• [WHAT YOU NEED TO DO] Produce a perfect copy of the listing, matching each line.

........

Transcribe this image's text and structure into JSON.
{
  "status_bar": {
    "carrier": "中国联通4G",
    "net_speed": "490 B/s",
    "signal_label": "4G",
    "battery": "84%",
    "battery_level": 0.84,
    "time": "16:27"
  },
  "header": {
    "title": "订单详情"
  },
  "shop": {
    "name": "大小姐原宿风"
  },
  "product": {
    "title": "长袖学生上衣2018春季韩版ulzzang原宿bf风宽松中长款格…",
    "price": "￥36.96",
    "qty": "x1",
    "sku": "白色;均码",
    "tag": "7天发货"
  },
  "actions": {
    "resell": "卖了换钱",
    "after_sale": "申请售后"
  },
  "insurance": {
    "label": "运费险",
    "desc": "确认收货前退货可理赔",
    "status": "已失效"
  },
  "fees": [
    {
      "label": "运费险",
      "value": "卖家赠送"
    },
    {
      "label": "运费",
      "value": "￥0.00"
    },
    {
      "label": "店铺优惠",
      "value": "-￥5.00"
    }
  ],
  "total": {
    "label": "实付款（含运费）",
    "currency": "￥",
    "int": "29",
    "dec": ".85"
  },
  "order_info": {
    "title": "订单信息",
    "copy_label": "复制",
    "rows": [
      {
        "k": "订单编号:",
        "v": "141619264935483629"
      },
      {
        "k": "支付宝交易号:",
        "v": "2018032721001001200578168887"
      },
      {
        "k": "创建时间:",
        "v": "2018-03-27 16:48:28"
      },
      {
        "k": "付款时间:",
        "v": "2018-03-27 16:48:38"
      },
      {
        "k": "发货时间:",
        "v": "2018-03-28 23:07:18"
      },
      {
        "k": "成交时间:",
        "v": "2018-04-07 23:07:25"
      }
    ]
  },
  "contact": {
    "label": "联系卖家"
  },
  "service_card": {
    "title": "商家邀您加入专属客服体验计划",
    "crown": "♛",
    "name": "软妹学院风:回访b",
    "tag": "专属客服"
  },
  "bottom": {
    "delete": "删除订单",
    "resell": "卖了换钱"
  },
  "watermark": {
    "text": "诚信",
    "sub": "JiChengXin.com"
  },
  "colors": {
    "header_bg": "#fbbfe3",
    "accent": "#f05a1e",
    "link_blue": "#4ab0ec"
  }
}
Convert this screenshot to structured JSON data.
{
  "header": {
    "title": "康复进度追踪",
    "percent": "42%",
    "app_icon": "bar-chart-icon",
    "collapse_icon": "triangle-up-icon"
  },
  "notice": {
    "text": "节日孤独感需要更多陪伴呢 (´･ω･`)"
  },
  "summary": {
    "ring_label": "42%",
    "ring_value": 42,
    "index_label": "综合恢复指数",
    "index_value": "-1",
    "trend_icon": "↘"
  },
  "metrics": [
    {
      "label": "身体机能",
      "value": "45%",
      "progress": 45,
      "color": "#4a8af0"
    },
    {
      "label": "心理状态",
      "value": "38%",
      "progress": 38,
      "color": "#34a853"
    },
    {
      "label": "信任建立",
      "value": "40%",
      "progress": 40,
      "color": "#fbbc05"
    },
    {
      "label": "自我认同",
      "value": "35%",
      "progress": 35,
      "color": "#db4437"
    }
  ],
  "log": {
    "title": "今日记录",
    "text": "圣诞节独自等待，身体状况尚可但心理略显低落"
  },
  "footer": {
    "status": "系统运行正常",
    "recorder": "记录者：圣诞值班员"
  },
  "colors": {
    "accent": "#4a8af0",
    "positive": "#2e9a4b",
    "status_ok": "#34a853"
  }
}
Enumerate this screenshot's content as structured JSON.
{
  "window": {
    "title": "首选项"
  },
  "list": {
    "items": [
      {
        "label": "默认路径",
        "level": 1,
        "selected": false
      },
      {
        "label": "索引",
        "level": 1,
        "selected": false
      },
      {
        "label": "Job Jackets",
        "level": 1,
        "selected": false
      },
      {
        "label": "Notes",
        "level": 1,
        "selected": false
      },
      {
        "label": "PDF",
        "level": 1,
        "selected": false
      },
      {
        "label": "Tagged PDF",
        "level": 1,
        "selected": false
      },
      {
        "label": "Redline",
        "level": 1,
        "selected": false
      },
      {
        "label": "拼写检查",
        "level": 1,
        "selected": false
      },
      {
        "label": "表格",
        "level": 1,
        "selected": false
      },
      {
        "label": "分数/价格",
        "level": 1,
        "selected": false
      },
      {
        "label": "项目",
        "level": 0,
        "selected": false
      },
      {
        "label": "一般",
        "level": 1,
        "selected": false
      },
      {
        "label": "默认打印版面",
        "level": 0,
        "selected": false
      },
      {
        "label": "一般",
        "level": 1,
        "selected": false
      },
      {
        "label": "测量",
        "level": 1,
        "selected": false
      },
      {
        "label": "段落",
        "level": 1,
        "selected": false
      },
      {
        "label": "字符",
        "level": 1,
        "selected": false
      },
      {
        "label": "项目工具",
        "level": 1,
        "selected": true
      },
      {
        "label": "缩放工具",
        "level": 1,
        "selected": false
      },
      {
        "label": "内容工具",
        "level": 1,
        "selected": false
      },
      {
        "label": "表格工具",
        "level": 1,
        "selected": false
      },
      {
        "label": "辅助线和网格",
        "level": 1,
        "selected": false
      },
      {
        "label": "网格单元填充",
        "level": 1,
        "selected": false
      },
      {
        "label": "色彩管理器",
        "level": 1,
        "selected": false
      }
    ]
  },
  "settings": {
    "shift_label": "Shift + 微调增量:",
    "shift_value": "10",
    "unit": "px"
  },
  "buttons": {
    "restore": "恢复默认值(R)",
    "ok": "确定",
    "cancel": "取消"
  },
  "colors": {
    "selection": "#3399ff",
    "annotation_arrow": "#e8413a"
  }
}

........

• [RESULT]
Transcribe this image's text and structure into JSON.
{
  "status_bar": {
    "carrier": "中国联通4G",
    "net_speed": "490 B/s",
    "signal_label": "4G",
    "battery": "84%",
    "battery_level": 0.84,
    "time": "16:27"
  },
  "header": {
    "title": "订单详情"
  },
  "shop": {
    "name": "大小姐原宿风"
  },
  "product": {
    "title": "长袖学生上衣2018春季韩版ulzzang原宿bf风宽松中长款格…",
    "price": "￥36.96",
    "qty": "x1",
    "sku": "白色;均码",
    "tag": "7天发货"
  },
  "actions": {
    "resell": "卖了换钱",
    "after_sale": "申请售后"
  },
  "insurance": {
    "label": "运费险",
    "desc": "确认收货前退货可理赔",
    "status": "已失效"
  },
  "fees": [
    {
      "label": "运费险",
      "value": "卖家赠送"
    },
    {
      "label": "运费",
      "value": "￥0.00"
    },
    {
      "label": "店铺优惠",
      "value": "-￥5.00"
    }
  ],
  "total": {
    "label": "实付款（含运费）",
    "currency": "￥",
    "int": "29",
    "dec": ".85"
  },
  "order_info": {
    "title": "订单信息",
    "copy_label": "复制",
    "rows": [
      {
        "k": "订单编号:",
        "v": "141619264935483629"
      },
      {
        "k": "支付宝交易号:",
        "v": "2018032721001001200578168887"
      },
      {
        "k": "创建时间:",
        "v": "2018-03-27 16:48:28"
      },
      {
        "k": "付款时间:",
        "v": "2018-03-27 16:48:38"
      },
      {
        "k": "发货时间:",
        "v": "2018-03-28 23:07:18"
      },
      {
        "k": "成交时间:",
        "v": "2018-04-07 23:07:25"
      }
    ]
  },
  "contact": {
    "label": "联系卖家"
  },
  "service_card": {
    "title": "商家邀您加入专属客服体验计划",
    "crown": "♛",
    "name": "软妹学院风:回访b",
    "tag": "专属客服"
  },
  "bottom": {
    "delete": "删除订单",
    "resell": "卖了换钱"
  },
  "watermark": {
    "text": "诚信",
    "sub": "JiChengXin.com"
  },
  "colors": {
    "header_bg": "#fbbfe3",
    "accent": "#f05a1e",
    "link_blue": "#4ab0ec"
  }
}
Convert this screenshot to structured JSON data.
{
  "header": {
    "title": "康复进度追踪",
    "percent": "42%",
    "app_icon": "bar-chart-icon",
    "collapse_icon": "triangle-up-icon"
  },
  "notice": {
    "text": "节日孤独感需要更多陪伴呢 (´･ω･`)"
  },
  "summary": {
    "ring_label": "42%",
    "ring_value": 42,
    "index_label": "综合恢复指数",
    "index_value": "-1",
    "trend_icon": "↘"
  },
  "metrics": [
    {
      "label": "身体机能",
      "value": "45%",
      "progress": 45,
      "color": "#4a8af0"
    },
    {
      "label": "心理状态",
      "value": "38%",
      "progress": 38,
      "color": "#34a853"
    },
    {
      "label": "信任建立",
      "value": "40%",
      "progress": 40,
      "color": "#fbbc05"
    },
    {
      "label": "自我认同",
      "value": "35%",
      "progress": 35,
      "color": "#db4437"
    }
  ],
  "log": {
    "title": "今日记录",
    "text": "圣诞节独自等待，身体状况尚可但心理略显低落"
  },
  "footer": {
    "status": "系统运行正常",
    "recorder": "记录者：圣诞值班员"
  },
  "colors": {
    "accent": "#4a8af0",
    "positive": "#2e9a4b",
    "status_ok": "#34a853"
  }
}
Enumerate this screenshot's content as structured JSON.
{
  "window": {
    "title": "首选项"
  },
  "list": {
    "items": [
      {
        "label": "默认路径",
        "level": 1,
        "selected": false
      },
      {
        "label": "索引",
        "level": 1,
        "selected": false
      },
      {
        "label": "Job Jackets",
        "level": 1,
        "selected": false
      },
      {
        "label": "Notes",
        "level": 1,
        "selected": false
      },
      {
        "label": "PDF",
        "level": 1,
        "selected": false
      },
      {
        "label": "Tagged PDF",
        "level": 1,
        "selected": false
      },
      {
        "label": "Redline",
        "level": 1,
        "selected": false
      },
      {
        "label": "拼写检查",
        "level": 1,
        "selected": false
      },
      {
        "label": "表格",
        "level": 1,
        "selected": false
      },
      {
        "label": "分数/价格",
        "level": 1,
        "selected": false
      },
      {
        "label": "项目",
        "level": 0,
        "selected": false
      },
      {
        "label": "一般",
        "level": 1,
        "selected": false
      },
      {
        "label": "默认打印版面",
        "level": 0,
        "selected": false
      },
      {
        "label": "一般",
        "level": 1,
        "selected": false
      },
      {
        "label": "测量",
        "level": 1,
        "selected": false
      },
      {
        "label": "段落",
        "level": 1,
        "selected": false
      },
      {
        "label": "字符",
        "level": 1,
        "selected": false
      },
      {
        "label": "项目工具",
        "level": 1,
        "selected": true
      },
      {
        "label": "缩放工具",
        "level": 1,
        "selected": false
      },
      {
        "label": "内容工具",
        "level": 1,
        "selected": false
      },
      {
        "label": "表格工具",
        "level": 1,
        "selected": false
      },
      {
        "label": "辅助线和网格",
        "level": 1,
        "selected": false
      },
      {
        "label": "网格单元填充",
        "level": 1,
        "selected": false
      },
      {
        "label": "色彩管理器",
        "level": 1,
        "selected": false
      }
    ]
  },
  "settings": {
    "shift_label": "Shift + 微调增量:",
    "shift_value": "10",
    "unit": "px"
  },
  "buttons": {
    "restore": "恢复默认值(R)",
    "ok": "确定",
    "cancel": "取消"
  },
  "colors": {
    "selection": "#3399ff",
    "annotation_arrow": "#e8413a"
  }
}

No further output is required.